The stage itself functions as the collective memory of the principals, accumulating the detritus of their dysfunctional lives, beginning with Giovanni’s used condom flung away as soon as he has withdrawn from Anna. By the interval the stage is littered with cast-offs. By the end considerable quantities of food have joined the blood and piss, broken glass and discarded costumes, cans and bottles, and boxes and billiard balls – the lees of tawdry lives that stain and pollute everything around them. Finally, the car into which the body of the Commendatore has been dumped backs on for his last scene, one that is part of a drug-induced dream for Giovanni.
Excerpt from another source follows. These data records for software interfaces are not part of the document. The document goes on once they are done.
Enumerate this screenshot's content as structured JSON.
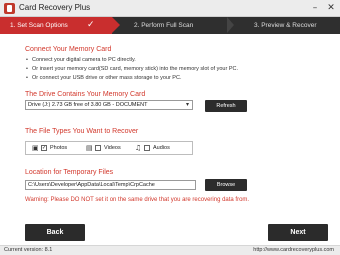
{
  "window": {
    "title": "Card Recovery Plus",
    "minimize_icon": "minimize-icon",
    "close_icon": "close-icon"
  },
  "steps": [
    {
      "label": "1. Set Scan Options",
      "state": "active",
      "check": "✓"
    },
    {
      "label": "2. Perform Full Scan",
      "state": "inactive"
    },
    {
      "label": "3. Preview & Recover",
      "state": "inactive"
    }
  ],
  "connect": {
    "title": "Connect Your Memory Card",
    "bullets": [
      "Connect your digital camera to PC directly.",
      "Or insert your memory card(SD card, memory stick) into the memory slot of your PC.",
      "Or connect your USB drive or other mass storage to your PC."
    ]
  },
  "drive": {
    "title": "The Drive Contains Your Memory Card",
    "selected": "Drive (J:) 2.73 GB free of 3.80 GB - DOCUMENT",
    "refresh_label": "Refresh"
  },
  "file_types": {
    "title": "The File Types You Want to Recover",
    "items": [
      {
        "label": "Photos",
        "checked": true,
        "icon": "photo-icon"
      },
      {
        "label": "Videos",
        "checked": false,
        "icon": "video-icon"
      },
      {
        "label": "Audios",
        "checked": false,
        "icon": "audio-icon"
      }
    ]
  },
  "temp": {
    "title": "Location for Temporary Files",
    "path": "C:\\Users\\Developer\\AppData\\Local\\Temp\\CrpCache",
    "browse_label": "Browse",
    "warning": "Warning: Please DO NOT set it on the same drive that you are recovering data from."
  },
  "nav": {
    "back_label": "Back",
    "next_label": "Next"
  },
  "status": {
    "version": "Current version: 8.1",
    "website": "http://www.cardrecoveryplus.com"
  },
  "colors": {
    "accent": "#d2382c",
    "step_active": "#c92e2e",
    "dark": "#2b2b2b"
  }
}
We have come to see things through Giovanni’s eyes, and we realise that he is the most transparent of all the characters.
Zerlina is revealed to be a slut – something always present in the text that has caused a good many other producers considerable anguish and usually resulted in at best a degree of ambiguity about her – and Masetto is a Sun reading, male chauvinist pig: he thinks it’s OK for him to cheat on her but not the other way around. All that traditional rustic wedding crap has been laid to rest. And how refreshing to see Don Ottavio brought to life – and sung so beautifully by Barry Banks; the stock cardboard cut-out is replaced by an all-too-human sex-addict who tries to get into Anna’s knickers even when comforting her over the death of her father. Leporello as skinhead medallion man could not be bettered. They all use Giovanni, but they pretend that they are being used by him. Few producers/directors in the past have come to grips with this fact.
Diminutive Mary Plazas acted Donna Elvira charmingly and convincingly – her re-creation of a teenager indulging an eating disorder as a means of coping with unpleasant reality (during Leporello’s catalogue aria) is most memorable – in fact the only thing I instantly remembered from the original production; unfortunately her diction was not always clear. But she was alone among the cast in this imperfection.
The credibility of this production is hugely reinforced by the adaptation of Amanda Holden’s racy translation of the libretto. Iain Paterson (Leporello) and Mark Stone (Giovanni) will settle in not far from the top of the thirty or so I have seen in these roles over many years. They often sang with panache, purity of tone and clarity while negotiating rather tricky stage manoeuvres. Giovanni’s upper body, much on display, is just well-enough developed to attract favourable attention.
David Parry generally kept the orchestra under control, and was particularly attentive to the volume lest the singers get drowned out. The playing improved steadily from a slightly sketchy (under-rehearsed?) overture. Two members of my party said they would definitely be going again; so, if you haven’t booked tickets yet, you’d better get in there in a hurry.